Cooking with Gas
Surveys continually prove that consumers prefer to cook with gas because it provides more precise temperature control and heat delivery than electricity. Propane cooking appliances can integrate style and functionality into any new home, regardless of its size or architectural style.
Propane cooking appliances cover a wide spectrum, from low-cost economy models to deluxe units that combine every imaginable cooking convenience and energy-saving feature. The wide variety of ranges, ovens, and cook tops available today can give homebuyers and contractors a choice of unique and functional kitchen designs.
Various energy-savings features (such as pilotless ignition and improved insulation) are also available on propane cooking appliances. These features can reduce gas consumption by 30-50%, further increasing propane’s cost advantage over electricity.
What is available?
Gas Burners. There are three types of gas burners commonly available: conventional burners with standing pilots, conventional burners with electric ignition, and sealed burners with electric ignition. Most gas cooktops sold are of the conventional burner with electric ignition type.
Gas Ovens. Gas ovens offer the precise heat control that cooktops offer.
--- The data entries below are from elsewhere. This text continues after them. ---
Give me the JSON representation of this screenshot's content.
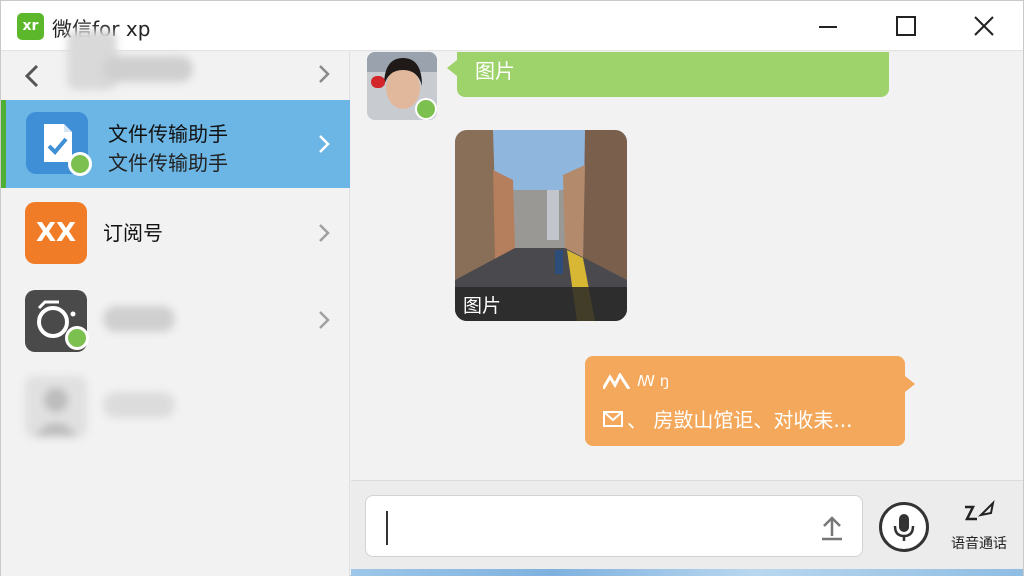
{
  "window": {
    "logo_text": "xr",
    "title": "微信for xp"
  },
  "sidebar": {
    "items": [
      {
        "id": "back-row",
        "title": "",
        "blurred": true
      },
      {
        "id": "file-transfer",
        "title": "文件传输助手",
        "subtitle": "文件传输助手",
        "selected": true
      },
      {
        "id": "subscriptions",
        "title": "订阅号",
        "icon_text": "XX"
      },
      {
        "id": "camera-chat",
        "title": "",
        "blurred": true
      },
      {
        "id": "contact",
        "title": "",
        "blurred": true
      }
    ]
  },
  "chat": {
    "messages": [
      {
        "type": "text",
        "side": "left",
        "text": "图片"
      },
      {
        "type": "image",
        "side": "left",
        "caption": "图片"
      },
      {
        "type": "text",
        "side": "right",
        "header": "ꟿ ŋ",
        "text": "、 房敳山馆讵、对收耒..."
      }
    ]
  },
  "input": {
    "value": "",
    "voice_call_label": "语音通话"
  },
  "colors": {
    "selected_row": "#6cb6e6",
    "accent_green": "#5cb82a",
    "bubble_green": "#9dd36a",
    "bubble_orange": "#f3a85b"
  }
}
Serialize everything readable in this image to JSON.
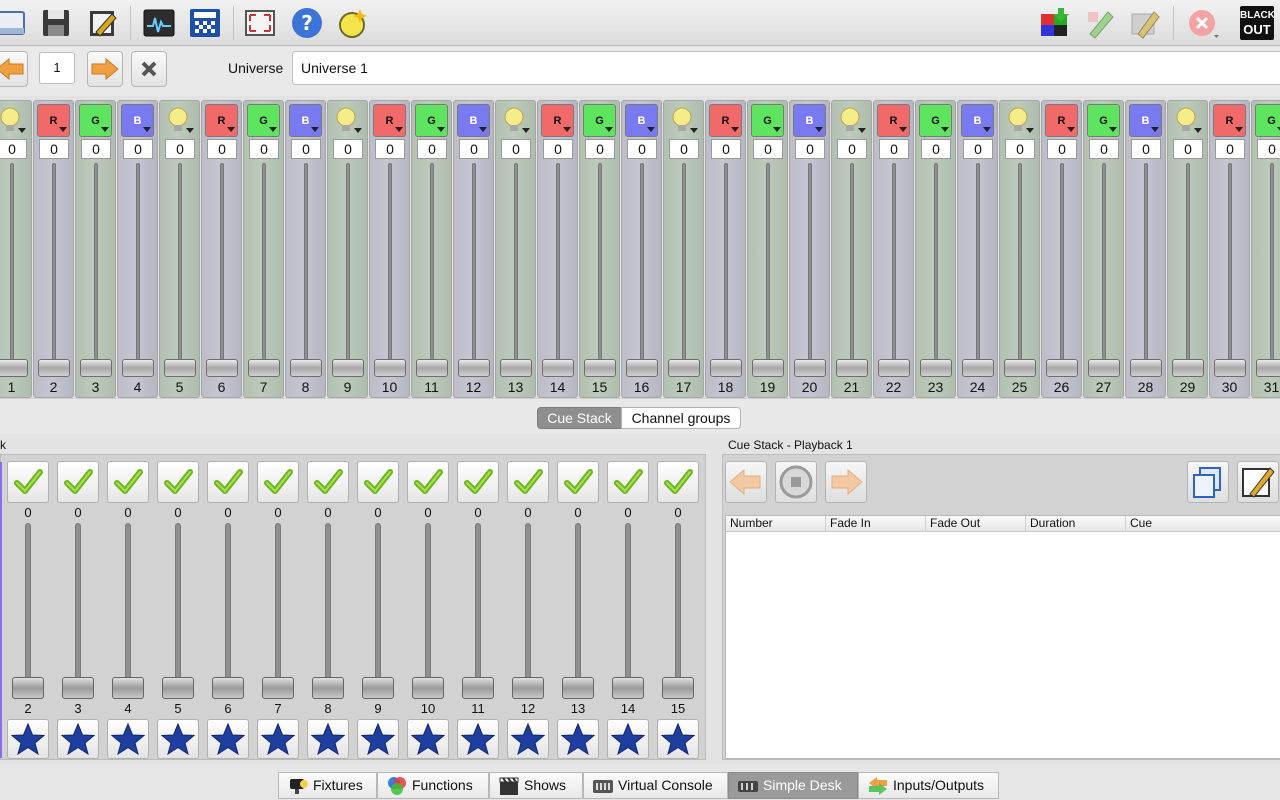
{
  "toolbar": {
    "left_icons": [
      "new-icon",
      "save-icon",
      "edit-icon",
      "monitor-icon",
      "dmx-dump-icon",
      "fullscreen-icon",
      "help-icon",
      "bulb-add-icon"
    ],
    "right_icons": [
      "fixture-add-icon",
      "pencil-green-icon",
      "pencil-grey-icon",
      "close-icon"
    ],
    "blackout_line1": "BLACK",
    "blackout_line2": "OUT"
  },
  "universe_bar": {
    "page": "1",
    "label": "Universe",
    "value": "Universe 1"
  },
  "channels": [
    {
      "num": "1",
      "type": "i",
      "value": "0"
    },
    {
      "num": "2",
      "type": "r",
      "value": "0",
      "letter": "R"
    },
    {
      "num": "3",
      "type": "g",
      "value": "0",
      "letter": "G"
    },
    {
      "num": "4",
      "type": "b",
      "value": "0",
      "letter": "B"
    },
    {
      "num": "5",
      "type": "i",
      "value": "0"
    },
    {
      "num": "6",
      "type": "r",
      "value": "0",
      "letter": "R"
    },
    {
      "num": "7",
      "type": "g",
      "value": "0",
      "letter": "G"
    },
    {
      "num": "8",
      "type": "b",
      "value": "0",
      "letter": "B"
    },
    {
      "num": "9",
      "type": "i",
      "value": "0"
    },
    {
      "num": "10",
      "type": "r",
      "value": "0",
      "letter": "R"
    },
    {
      "num": "11",
      "type": "g",
      "value": "0",
      "letter": "G"
    },
    {
      "num": "12",
      "type": "b",
      "value": "0",
      "letter": "B"
    },
    {
      "num": "13",
      "type": "i",
      "value": "0"
    },
    {
      "num": "14",
      "type": "r",
      "value": "0",
      "letter": "R"
    },
    {
      "num": "15",
      "type": "g",
      "value": "0",
      "letter": "G"
    },
    {
      "num": "16",
      "type": "b",
      "value": "0",
      "letter": "B"
    },
    {
      "num": "17",
      "type": "i",
      "value": "0"
    },
    {
      "num": "18",
      "type": "r",
      "value": "0",
      "letter": "R"
    },
    {
      "num": "19",
      "type": "g",
      "value": "0",
      "letter": "G"
    },
    {
      "num": "20",
      "type": "b",
      "value": "0",
      "letter": "B"
    },
    {
      "num": "21",
      "type": "i",
      "value": "0"
    },
    {
      "num": "22",
      "type": "r",
      "value": "0",
      "letter": "R"
    },
    {
      "num": "23",
      "type": "g",
      "value": "0",
      "letter": "G"
    },
    {
      "num": "24",
      "type": "b",
      "value": "0",
      "letter": "B"
    },
    {
      "num": "25",
      "type": "i",
      "value": "0"
    },
    {
      "num": "26",
      "type": "r",
      "value": "0",
      "letter": "R"
    },
    {
      "num": "27",
      "type": "g",
      "value": "0",
      "letter": "G"
    },
    {
      "num": "28",
      "type": "b",
      "value": "0",
      "letter": "B"
    },
    {
      "num": "29",
      "type": "i",
      "value": "0"
    },
    {
      "num": "30",
      "type": "r",
      "value": "0",
      "letter": "R"
    },
    {
      "num": "31",
      "type": "g",
      "value": "0",
      "letter": "G"
    }
  ],
  "middle_tabs": {
    "cue_stack": "Cue Stack",
    "channel_groups": "Channel groups"
  },
  "playback_panel": {
    "title": "k",
    "playbacks": [
      {
        "num": "2",
        "value": "0"
      },
      {
        "num": "3",
        "value": "0"
      },
      {
        "num": "4",
        "value": "0"
      },
      {
        "num": "5",
        "value": "0"
      },
      {
        "num": "6",
        "value": "0"
      },
      {
        "num": "7",
        "value": "0"
      },
      {
        "num": "8",
        "value": "0"
      },
      {
        "num": "9",
        "value": "0"
      },
      {
        "num": "10",
        "value": "0"
      },
      {
        "num": "11",
        "value": "0"
      },
      {
        "num": "12",
        "value": "0"
      },
      {
        "num": "13",
        "value": "0"
      },
      {
        "num": "14",
        "value": "0"
      },
      {
        "num": "15",
        "value": "0"
      }
    ]
  },
  "cue_stack": {
    "title": "Cue Stack - Playback 1",
    "columns": [
      "Number",
      "Fade In",
      "Fade Out",
      "Duration",
      "Cue"
    ]
  },
  "bottom_tabs": [
    {
      "label": "Fixtures",
      "icon": "fixtures-icon",
      "active": false
    },
    {
      "label": "Functions",
      "icon": "functions-icon",
      "active": false
    },
    {
      "label": "Shows",
      "icon": "shows-icon",
      "active": false
    },
    {
      "label": "Virtual Console",
      "icon": "virtual-console-icon",
      "active": false
    },
    {
      "label": "Simple Desk",
      "icon": "simple-desk-icon",
      "active": true
    },
    {
      "label": "Inputs/Outputs",
      "icon": "inputs-outputs-icon",
      "active": false
    }
  ],
  "colors": {
    "red_channel": "#f26969",
    "green_channel": "#5fe45f",
    "blue_channel": "#7a7af0",
    "active_tab": "#9a9a9a",
    "accent": "#8a6cf0"
  }
}
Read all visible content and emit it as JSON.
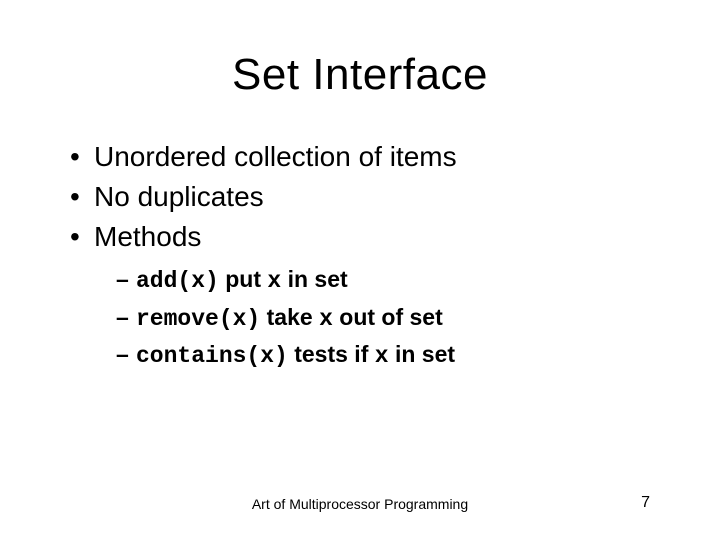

Gas heat has more moisture than electric, which can provide better quality baking. Standard temperature swings on conventional electric ovens are as much as 25°- to -50°F. Gas ovens cool by only 10°F before heating up again. Broiling with an electric oven often requires leaving the door open so the smoke can escape, while gas ovens reduce the amount of smoke because the gas flame consumes much of the splatter.
Propane cooking appliances offer several advantages that make them an attractive option for homebuyers who want optimum performance at a reasonable cost:
- Cooking with propane, on average, costs less than half of cooking with electricity.
- Gas will respond instantly, while electric elements will not.
- Gas burners do not have problems with warped-bottom pans, whereas electric heat elements require flat-bottom pans to maximize their cooking ability.
- A gas cook top with electric ignition has the lowest annual operating cost, while gas cook tops with standing pilots and electric cook tops cost about the same to operate.
- Gas provides more even heat across the bottom of pots and in the oven, which means fewer hot spots to scorch sauces or burn cakes and casseroles.
- Pilotless ignitions on propane stoves eliminate the need for a constant pilot light, saving a homeowner 40% overall in energy use.
- Unlike electrical appliances, many propane cooking appliances are not affected by power outages.
- Propane appliances are available with the latest technology. Whatever is new in appliances is available with propane – convection ovens, sealed burners for easy cleaning, griddles and grill tops, even deep fryers.
In general, cooking appliances have low efficiencies. Standard propane cook top burners are roughly 40% efficient and standard propane ovens have efficiencies around 10% (Source: “Residential Appliances,” by E SOURCE, Inc., 1996, and DOE). Efficiency is defined as the amount of energy absorbed by the food divided by the energy produced.
Did You Know?
- Propane-fueled cook tops offer instant heat and absolute temperature control, allowing users to adjust from a boil to a simmer in seconds.
- Propane provides a more even heat across the bottom of pots and pans, which means fewer hot spots to scorch sauces or burn the tops of cakes and casseroles.
- Ninety seven percent of professional chefs prefer cooking with gas (American Gas Association).